Records provided
+ + + + + + +

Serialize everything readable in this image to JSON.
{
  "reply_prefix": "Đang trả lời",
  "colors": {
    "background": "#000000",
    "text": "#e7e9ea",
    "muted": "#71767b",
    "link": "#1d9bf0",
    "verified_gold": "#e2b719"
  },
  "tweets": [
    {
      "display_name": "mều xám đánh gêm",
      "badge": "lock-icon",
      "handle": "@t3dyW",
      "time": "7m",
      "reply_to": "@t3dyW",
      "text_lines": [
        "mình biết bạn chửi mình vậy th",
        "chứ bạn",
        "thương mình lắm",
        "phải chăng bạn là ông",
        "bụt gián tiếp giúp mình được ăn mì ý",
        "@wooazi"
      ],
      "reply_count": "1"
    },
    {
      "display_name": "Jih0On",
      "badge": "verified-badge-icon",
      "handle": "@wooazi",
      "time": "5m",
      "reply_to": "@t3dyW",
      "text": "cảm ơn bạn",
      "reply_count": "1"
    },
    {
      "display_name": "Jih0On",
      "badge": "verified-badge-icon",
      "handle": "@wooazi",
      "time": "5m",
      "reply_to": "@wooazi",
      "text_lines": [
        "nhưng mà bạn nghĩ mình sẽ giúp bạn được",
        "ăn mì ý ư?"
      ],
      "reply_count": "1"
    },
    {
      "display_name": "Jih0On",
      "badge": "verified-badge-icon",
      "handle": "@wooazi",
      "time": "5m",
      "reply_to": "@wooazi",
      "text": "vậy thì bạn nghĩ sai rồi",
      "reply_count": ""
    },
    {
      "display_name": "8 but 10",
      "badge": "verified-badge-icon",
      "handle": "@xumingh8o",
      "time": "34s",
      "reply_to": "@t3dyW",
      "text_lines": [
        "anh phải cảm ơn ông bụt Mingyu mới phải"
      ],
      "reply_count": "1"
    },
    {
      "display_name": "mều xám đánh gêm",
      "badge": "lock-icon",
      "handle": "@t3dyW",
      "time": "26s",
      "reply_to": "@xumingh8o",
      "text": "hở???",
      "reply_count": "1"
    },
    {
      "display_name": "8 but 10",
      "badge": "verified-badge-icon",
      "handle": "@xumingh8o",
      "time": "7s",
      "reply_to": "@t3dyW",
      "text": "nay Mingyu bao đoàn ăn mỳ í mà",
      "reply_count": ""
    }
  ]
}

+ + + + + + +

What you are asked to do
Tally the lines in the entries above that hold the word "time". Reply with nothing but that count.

Answer to the exercise
7